Each entry below is to be printed verbatim.

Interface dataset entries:
• • • •
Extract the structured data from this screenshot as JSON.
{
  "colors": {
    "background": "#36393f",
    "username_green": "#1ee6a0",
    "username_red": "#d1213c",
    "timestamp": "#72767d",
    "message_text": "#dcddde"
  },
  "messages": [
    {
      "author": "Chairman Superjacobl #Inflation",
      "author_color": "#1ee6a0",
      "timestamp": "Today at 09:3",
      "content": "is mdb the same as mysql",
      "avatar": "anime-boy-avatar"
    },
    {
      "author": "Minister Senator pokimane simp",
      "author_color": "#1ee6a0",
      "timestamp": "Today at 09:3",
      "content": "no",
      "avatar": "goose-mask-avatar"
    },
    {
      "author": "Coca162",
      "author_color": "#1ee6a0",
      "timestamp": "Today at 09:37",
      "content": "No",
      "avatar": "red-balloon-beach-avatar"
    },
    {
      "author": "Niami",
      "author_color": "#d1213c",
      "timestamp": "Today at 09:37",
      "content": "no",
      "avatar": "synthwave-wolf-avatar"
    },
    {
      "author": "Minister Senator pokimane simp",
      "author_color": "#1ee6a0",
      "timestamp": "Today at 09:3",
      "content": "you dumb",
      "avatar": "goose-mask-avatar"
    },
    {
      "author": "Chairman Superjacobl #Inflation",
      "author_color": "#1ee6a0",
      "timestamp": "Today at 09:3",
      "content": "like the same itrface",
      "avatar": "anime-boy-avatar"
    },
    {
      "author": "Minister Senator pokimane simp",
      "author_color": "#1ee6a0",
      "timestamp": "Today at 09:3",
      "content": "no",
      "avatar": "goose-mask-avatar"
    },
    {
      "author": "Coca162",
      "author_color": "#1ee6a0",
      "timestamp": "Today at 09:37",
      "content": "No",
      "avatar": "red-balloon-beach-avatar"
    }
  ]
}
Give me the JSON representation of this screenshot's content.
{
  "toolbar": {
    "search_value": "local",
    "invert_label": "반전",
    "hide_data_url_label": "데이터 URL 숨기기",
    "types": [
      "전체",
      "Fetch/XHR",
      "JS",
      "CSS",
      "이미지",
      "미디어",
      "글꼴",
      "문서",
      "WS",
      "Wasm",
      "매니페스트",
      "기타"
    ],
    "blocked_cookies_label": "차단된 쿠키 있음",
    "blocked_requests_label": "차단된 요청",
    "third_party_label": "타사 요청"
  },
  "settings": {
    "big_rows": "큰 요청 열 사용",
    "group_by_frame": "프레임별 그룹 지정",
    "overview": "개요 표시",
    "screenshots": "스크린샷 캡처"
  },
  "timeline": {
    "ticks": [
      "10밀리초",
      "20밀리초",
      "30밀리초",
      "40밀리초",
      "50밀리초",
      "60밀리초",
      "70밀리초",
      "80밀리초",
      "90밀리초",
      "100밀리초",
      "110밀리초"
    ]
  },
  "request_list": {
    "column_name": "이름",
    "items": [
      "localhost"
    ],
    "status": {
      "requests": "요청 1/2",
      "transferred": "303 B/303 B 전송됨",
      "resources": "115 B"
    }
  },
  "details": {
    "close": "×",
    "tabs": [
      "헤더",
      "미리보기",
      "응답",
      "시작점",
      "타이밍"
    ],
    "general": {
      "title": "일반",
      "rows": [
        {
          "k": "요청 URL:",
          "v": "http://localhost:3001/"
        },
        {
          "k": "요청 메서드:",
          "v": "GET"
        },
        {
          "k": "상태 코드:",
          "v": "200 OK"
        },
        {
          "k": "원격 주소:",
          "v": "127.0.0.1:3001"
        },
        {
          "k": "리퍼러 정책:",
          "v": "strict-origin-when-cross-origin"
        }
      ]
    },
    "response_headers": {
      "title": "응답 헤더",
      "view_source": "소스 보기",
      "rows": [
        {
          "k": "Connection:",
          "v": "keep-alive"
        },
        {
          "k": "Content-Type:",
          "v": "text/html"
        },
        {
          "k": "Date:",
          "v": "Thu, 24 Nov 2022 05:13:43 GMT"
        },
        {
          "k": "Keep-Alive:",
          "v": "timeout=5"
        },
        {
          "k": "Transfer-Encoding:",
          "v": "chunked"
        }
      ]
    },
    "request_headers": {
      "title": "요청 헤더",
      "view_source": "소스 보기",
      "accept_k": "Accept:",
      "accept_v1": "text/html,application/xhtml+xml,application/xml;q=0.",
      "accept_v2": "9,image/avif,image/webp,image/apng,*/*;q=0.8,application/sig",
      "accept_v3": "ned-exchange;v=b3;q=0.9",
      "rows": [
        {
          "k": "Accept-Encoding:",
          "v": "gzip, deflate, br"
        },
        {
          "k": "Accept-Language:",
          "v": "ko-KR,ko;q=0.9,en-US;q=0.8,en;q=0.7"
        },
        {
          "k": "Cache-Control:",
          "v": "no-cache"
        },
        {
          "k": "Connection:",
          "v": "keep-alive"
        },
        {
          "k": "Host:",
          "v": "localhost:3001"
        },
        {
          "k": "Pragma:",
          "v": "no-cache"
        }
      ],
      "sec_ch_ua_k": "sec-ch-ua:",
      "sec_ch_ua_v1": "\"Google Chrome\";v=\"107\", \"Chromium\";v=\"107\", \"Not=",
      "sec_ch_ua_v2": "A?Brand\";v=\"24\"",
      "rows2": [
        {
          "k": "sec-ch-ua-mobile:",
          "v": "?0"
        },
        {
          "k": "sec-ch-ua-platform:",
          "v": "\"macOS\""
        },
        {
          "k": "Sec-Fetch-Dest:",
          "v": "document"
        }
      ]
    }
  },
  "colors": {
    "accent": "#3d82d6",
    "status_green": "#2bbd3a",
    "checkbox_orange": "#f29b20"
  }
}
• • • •
— Output for this exercise —
Extract the structured data from this screenshot as JSON.
{
  "colors": {
    "background": "#36393f",
    "username_green": "#1ee6a0",
    "username_red": "#d1213c",
    "timestamp": "#72767d",
    "message_text": "#dcddde"
  },
  "messages": [
    {
      "author": "Chairman Superjacobl #Inflation",
      "author_color": "#1ee6a0",
      "timestamp": "Today at 09:3",
      "content": "is mdb the same as mysql",
      "avatar": "anime-boy-avatar"
    },
    {
      "author": "Minister Senator pokimane simp",
      "author_color": "#1ee6a0",
      "timestamp": "Today at 09:3",
      "content": "no",
      "avatar": "goose-mask-avatar"
    },
    {
      "author": "Coca162",
      "author_color": "#1ee6a0",
      "timestamp": "Today at 09:37",
      "content": "No",
      "avatar": "red-balloon-beach-avatar"
    },
    {
      "author": "Niami",
      "author_color": "#d1213c",
      "timestamp": "Today at 09:37",
      "content": "no",
      "avatar": "synthwave-wolf-avatar"
    },
    {
      "author": "Minister Senator pokimane simp",
      "author_color": "#1ee6a0",
      "timestamp": "Today at 09:3",
      "content": "you dumb",
      "avatar": "goose-mask-avatar"
    },
    {
      "author": "Chairman Superjacobl #Inflation",
      "author_color": "#1ee6a0",
      "timestamp": "Today at 09:3",
      "content": "like the same itrface",
      "avatar": "anime-boy-avatar"
    },
    {
      "author": "Minister Senator pokimane simp",
      "author_color": "#1ee6a0",
      "timestamp": "Today at 09:3",
      "content": "no",
      "avatar": "goose-mask-avatar"
    },
    {
      "author": "Coca162",
      "author_color": "#1ee6a0",
      "timestamp": "Today at 09:37",
      "content": "No",
      "avatar": "red-balloon-beach-avatar"
    }
  ]
}
Give me the JSON representation of this screenshot's content.
{
  "toolbar": {
    "search_value": "local",
    "invert_label": "반전",
    "hide_data_url_label": "데이터 URL 숨기기",
    "types": [
      "전체",
      "Fetch/XHR",
      "JS",
      "CSS",
      "이미지",
      "미디어",
      "글꼴",
      "문서",
      "WS",
      "Wasm",
      "매니페스트",
      "기타"
    ],
    "blocked_cookies_label": "차단된 쿠키 있음",
    "blocked_requests_label": "차단된 요청",
    "third_party_label": "타사 요청"
  },
  "settings": {
    "big_rows": "큰 요청 열 사용",
    "group_by_frame": "프레임별 그룹 지정",
    "overview": "개요 표시",
    "screenshots": "스크린샷 캡처"
  },
  "timeline": {
    "ticks": [
      "10밀리초",
      "20밀리초",
      "30밀리초",
      "40밀리초",
      "50밀리초",
      "60밀리초",
      "70밀리초",
      "80밀리초",
      "90밀리초",
      "100밀리초",
      "110밀리초"
    ]
  },
  "request_list": {
    "column_name": "이름",
    "items": [
      "localhost"
    ],
    "status": {
      "requests": "요청 1/2",
      "transferred": "303 B/303 B 전송됨",
      "resources": "115 B"
    }
  },
  "details": {
    "close": "×",
    "tabs": [
      "헤더",
      "미리보기",
      "응답",
      "시작점",
      "타이밍"
    ],
    "general": {
      "title": "일반",
      "rows": [
        {
          "k": "요청 URL:",
          "v": "http://localhost:3001/"
        },
        {
          "k": "요청 메서드:",
          "v": "GET"
        },
        {
          "k": "상태 코드:",
          "v": "200 OK"
        },
        {
          "k": "원격 주소:",
          "v": "127.0.0.1:3001"
        },
        {
          "k": "리퍼러 정책:",
          "v": "strict-origin-when-cross-origin"
        }
      ]
    },
    "response_headers": {
      "title": "응답 헤더",
      "view_source": "소스 보기",
      "rows": [
        {
          "k": "Connection:",
          "v": "keep-alive"
        },
        {
          "k": "Content-Type:",
          "v": "text/html"
        },
        {
          "k": "Date:",
          "v": "Thu, 24 Nov 2022 05:13:43 GMT"
        },
        {
          "k": "Keep-Alive:",
          "v": "timeout=5"
        },
        {
          "k": "Transfer-Encoding:",
          "v": "chunked"
        }
      ]
    },
    "request_headers": {
      "title": "요청 헤더",
      "view_source": "소스 보기",
      "accept_k": "Accept:",
      "accept_v1": "text/html,application/xhtml+xml,application/xml;q=0.",
      "accept_v2": "9,image/avif,image/webp,image/apng,*/*;q=0.8,application/sig",
      "accept_v3": "ned-exchange;v=b3;q=0.9",
      "rows": [
        {
          "k": "Accept-Encoding:",
          "v": "gzip, deflate, br"
        },
        {
          "k": "Accept-Language:",
          "v": "ko-KR,ko;q=0.9,en-US;q=0.8,en;q=0.7"
        },
        {
          "k": "Cache-Control:",
          "v": "no-cache"
        },
        {
          "k": "Connection:",
          "v": "keep-alive"
        },
        {
          "k": "Host:",
          "v": "localhost:3001"
        },
        {
          "k": "Pragma:",
          "v": "no-cache"
        }
      ],
      "sec_ch_ua_k": "sec-ch-ua:",
      "sec_ch_ua_v1": "\"Google Chrome\";v=\"107\", \"Chromium\";v=\"107\", \"Not=",
      "sec_ch_ua_v2": "A?Brand\";v=\"24\"",
      "rows2": [
        {
          "k": "sec-ch-ua-mobile:",
          "v": "?0"
        },
        {
          "k": "sec-ch-ua-platform:",
          "v": "\"macOS\""
        },
        {
          "k": "Sec-Fetch-Dest:",
          "v": "document"
        }
      ]
    }
  },
  "colors": {
    "accent": "#3d82d6",
    "status_green": "#2bbd3a",
    "checkbox_orange": "#f29b20"
  }
}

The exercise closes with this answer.